By BeauHD from Slashdot's don't-mention-it department
Security researcher Patrick Wardle helped Apple fix a bug that would crash apps displaying the word "Taiwan" or the Taiwanese flag emoji. Some iPhones could be remotely crashed by something as simple as receiving a text message with the Taiwanese flag. Apple confirmed the fix in a security update Monday. Wired reports: "Basically Apple added some code to iOS with the goal that phones in China wouldn't display a Taiwanese flag," Wardle says, "and there was a bug in that code." Since at least early 2017, iOS has included that Chinese censorship function: Switch your iPhone's location setting to China, and the Taiwanese flag emoji essentially disappears from your phone, evaporating from its library of emojis and appearing as a "missing" emoji in any text that appears on the screen. That code likely represents a favor from Apple to the Chinese government, which for the last 70 years has maintained that Taiwan is a part of China and has no legitimate independent government.

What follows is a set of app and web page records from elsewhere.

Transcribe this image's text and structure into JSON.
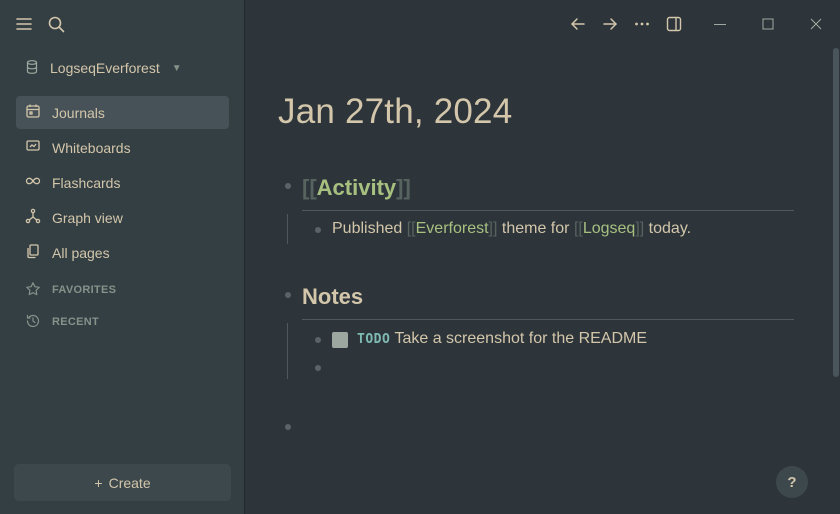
{
  "sidebar": {
    "graph_name": "LogseqEverforest",
    "nav_items": [
      {
        "label": "Journals",
        "icon": "calendar-icon",
        "active": true
      },
      {
        "label": "Whiteboards",
        "icon": "whiteboard-icon",
        "active": false
      },
      {
        "label": "Flashcards",
        "icon": "infinity-icon",
        "active": false
      },
      {
        "label": "Graph view",
        "icon": "graph-icon",
        "active": false
      },
      {
        "label": "All pages",
        "icon": "pages-icon",
        "active": false
      }
    ],
    "favorites_label": "FAVORITES",
    "recent_label": "RECENT",
    "create_label": "Create",
    "create_prefix": "+"
  },
  "page": {
    "title": "Jan 27th, 2024",
    "activity": {
      "open": "[[",
      "label": "Activity",
      "close": "]]"
    },
    "activity_child": {
      "prefix": "Published",
      "link1_open": "[[",
      "link1": "Everforest",
      "link1_close": "]]",
      "middle": "theme for",
      "link2_open": "[[",
      "link2": "Logseq",
      "link2_close": "]]",
      "suffix": "today."
    },
    "notes_heading": "Notes",
    "todo": {
      "marker": "TODO",
      "text": "Take a screenshot for the README"
    }
  },
  "help_label": "?",
  "colors": {
    "background": "#2d353b",
    "sidebar": "#343f44",
    "accent_green": "#a7c080",
    "todo_blue": "#7fbbb3",
    "text": "#d3c6aa"
  }
}
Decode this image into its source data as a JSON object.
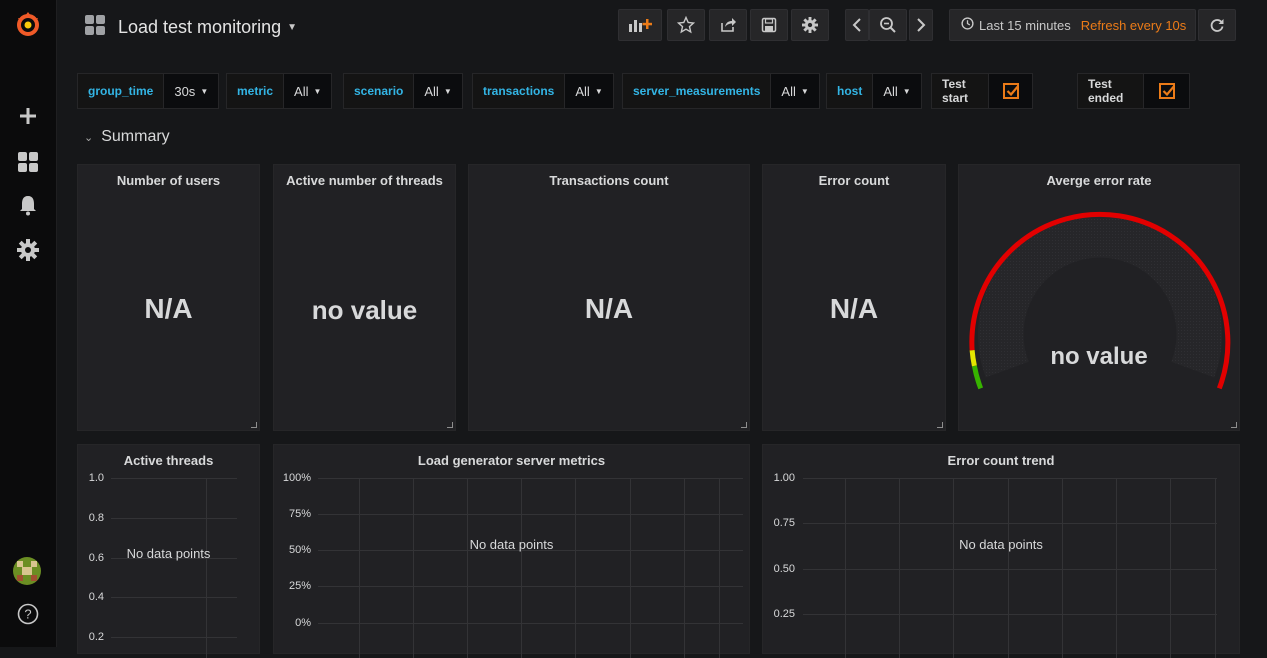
{
  "header": {
    "title": "Load test monitoring",
    "time_range": "Last 15 minutes",
    "refresh": "Refresh every 10s"
  },
  "icons": {
    "logo": "grafana-logo-icon",
    "create": "plus-icon",
    "dashboards": "grid-icon",
    "alerting": "bell-icon",
    "configuration": "gear-icon",
    "help": "question-icon",
    "add_panel": "add-panel-icon",
    "star": "star-icon",
    "share": "share-icon",
    "save": "save-icon",
    "settings": "gear-icon",
    "back": "chevron-left-icon",
    "zoom_out": "zoom-out-icon",
    "forward": "chevron-right-icon",
    "clock": "clock-icon",
    "refresh": "refresh-icon"
  },
  "colors": {
    "accent": "#eb7b18",
    "variable_label": "#33b5e5",
    "gauge_red": "#e20000",
    "gauge_yellow": "#e5e500",
    "gauge_green": "#37b300"
  },
  "variables": [
    {
      "label": "group_time",
      "value": "30s"
    },
    {
      "label": "metric",
      "value": "All"
    },
    {
      "label": "scenario",
      "value": "All"
    },
    {
      "label": "transactions",
      "value": "All"
    },
    {
      "label": "server_measurements",
      "value": "All"
    },
    {
      "label": "host",
      "value": "All"
    }
  ],
  "checkboxes": [
    {
      "label": "Test start",
      "checked": true
    },
    {
      "label": "Test ended",
      "checked": true
    }
  ],
  "row": {
    "title": "Summary"
  },
  "stats": [
    {
      "title": "Number of users",
      "value": "N/A"
    },
    {
      "title": "Active number of threads",
      "value": "no value"
    },
    {
      "title": "Transactions count",
      "value": "N/A"
    },
    {
      "title": "Error count",
      "value": "N/A"
    },
    {
      "title": "Averge error rate",
      "value": "no value"
    }
  ],
  "graphs": [
    {
      "title": "Active threads",
      "no_data": "No data points",
      "y_ticks": [
        "1.0",
        "0.8",
        "0.6",
        "0.4",
        "0.2"
      ]
    },
    {
      "title": "Load generator server metrics",
      "no_data": "No data points",
      "y_ticks": [
        "100%",
        "75%",
        "50%",
        "25%",
        "0%"
      ]
    },
    {
      "title": "Error count trend",
      "no_data": "No data points",
      "y_ticks": [
        "1.00",
        "0.75",
        "0.50",
        "0.25"
      ]
    }
  ]
}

But Wardle found that in some edge cases, a bug in the Taiwan-censorship code meant that instead of treating the Taiwan emoji as missing from the phone's library, it instead considered it an invalid input. That caused phones to crash altogether, resulting in what hackers call a "denial of service" attack that would let anyone crash a vulnerable device on command. Wardle's still not sure how many devices are affected, or what caused that bug to be triggered only in some iOS devices and not others, but he believes it has something to do with the phone's location and language settings. Wardle has more details of the bug on his blog.Read Replies (0)

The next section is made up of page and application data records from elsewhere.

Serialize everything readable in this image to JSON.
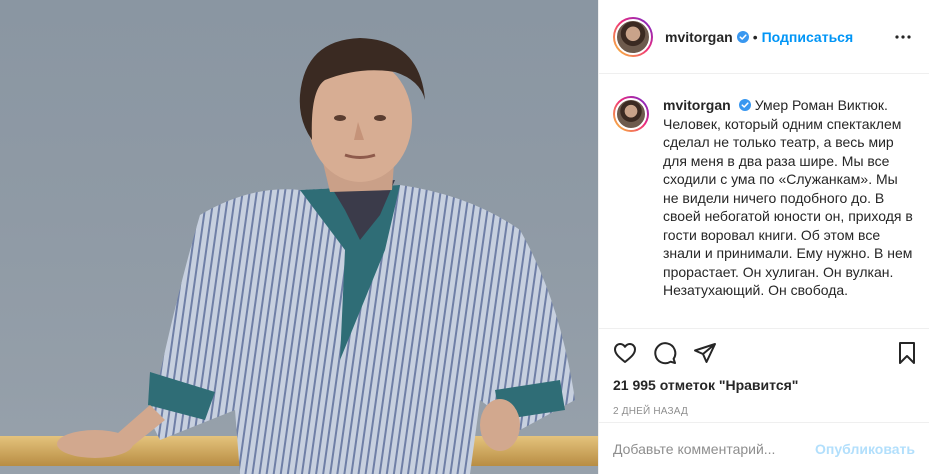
{
  "post": {
    "username": "mvitorgan",
    "follow_label": "Подписаться",
    "caption": "Умер Роман Виктюк. Человек, который одним спектаклем сделал не только театр, а весь мир для меня в два раза шире. Мы все сходили с ума по «Служанкам». Мы не видели ничего подобного до. В своей небогатой юности он, приходя в гости воровал книги. Об этом все знали и принимали. Ему нужно. В нем прорастает. Он хулиган. Он вулкан. Незатухающий. Он свобода.",
    "likes": "21 995 отметок \"Нравится\"",
    "date": "2 ДНЕЙ НАЗАД"
  },
  "comment": {
    "placeholder": "Добавьте комментарий...",
    "publish_label": "Опубликовать"
  },
  "icons": {
    "verified": "verified-badge-icon",
    "more": "more-options-icon",
    "like": "heart-icon",
    "comment": "comment-icon",
    "share": "share-icon",
    "save": "bookmark-icon"
  },
  "colors": {
    "accent": "#0095f6",
    "publish_disabled": "#b2dffc",
    "meta_gray": "#8e8e8e",
    "border": "#efefef"
  }
}
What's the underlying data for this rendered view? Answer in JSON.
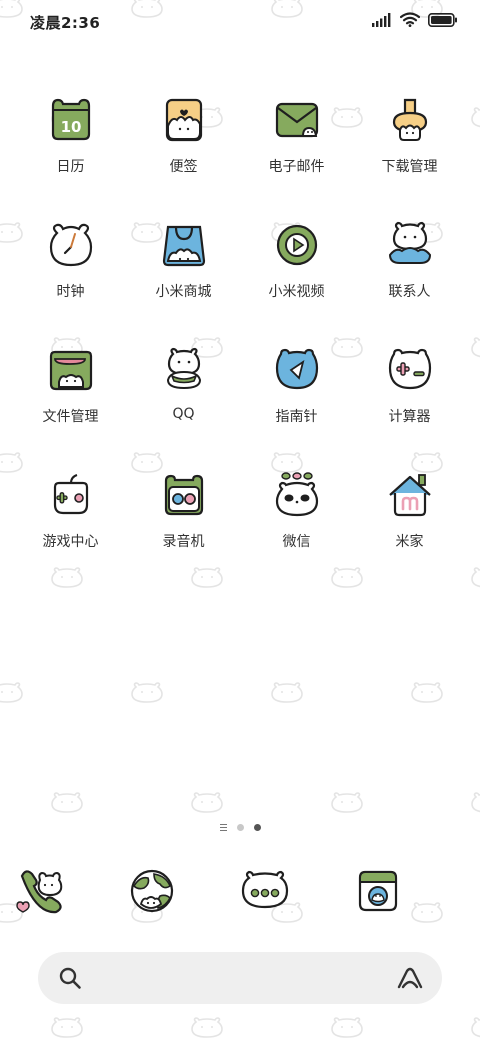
{
  "status_bar": {
    "time": "凌晨2:36"
  },
  "apps": [
    {
      "label": "日历",
      "icon": "calendar-icon"
    },
    {
      "label": "便签",
      "icon": "notes-icon"
    },
    {
      "label": "电子邮件",
      "icon": "email-icon"
    },
    {
      "label": "下载管理",
      "icon": "download-icon"
    },
    {
      "label": "时钟",
      "icon": "clock-icon"
    },
    {
      "label": "小米商城",
      "icon": "mi-store-icon"
    },
    {
      "label": "小米视频",
      "icon": "video-icon"
    },
    {
      "label": "联系人",
      "icon": "contacts-icon"
    },
    {
      "label": "文件管理",
      "icon": "file-manager-icon"
    },
    {
      "label": "QQ",
      "icon": "qq-icon"
    },
    {
      "label": "指南针",
      "icon": "compass-icon"
    },
    {
      "label": "计算器",
      "icon": "calculator-icon"
    },
    {
      "label": "游戏中心",
      "icon": "game-center-icon"
    },
    {
      "label": "录音机",
      "icon": "recorder-icon"
    },
    {
      "label": "微信",
      "icon": "wechat-icon"
    },
    {
      "label": "米家",
      "icon": "mi-home-icon"
    }
  ],
  "calendar_day": "10",
  "dock": [
    {
      "icon": "phone-icon"
    },
    {
      "icon": "browser-icon"
    },
    {
      "icon": "messages-icon"
    },
    {
      "icon": "camera-icon"
    }
  ],
  "page_indicator": {
    "pages": 2,
    "current": 2
  },
  "colors": {
    "green": "#86aa5e",
    "blue": "#6cb4de",
    "yellow": "#f6cf86",
    "pink": "#eba0b4",
    "outline": "#1f1f1f"
  }
}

By msmash from Slashdot's closer-look department
Sean Michael Kerner, writing for eSecurity Planet: Back in 1999, Eric Raymond coined the term "Linus' Law," which stipulates that given enough eyeballs, all bugs are shallow. Linus' Law, named in honor of Linux creator Linus Torvalds, has for nearly two decades been used by some as a doctrine to explain why open source software should have better security. In recent years, open source projects and code have experienced multiple security issues, but does that mean Linus' Law isn't valid? According to Dirk Hohndel, VP and Chief Open Source Officer at VMware, Linus' Law still works, but there are larger software development issues that impact both open source as well as closed source code that are of equal or greater importance. "I think that in every development model, security is always a challenge," Hohndel said. Hohndel said developers are typically motivated by innovation and figuring out how to make something work, and security isn't always the priority that it should be. "I think security is not something we should think of as an open source versus closed source concept, but as an industry," Hohndel said.Read Replies (0)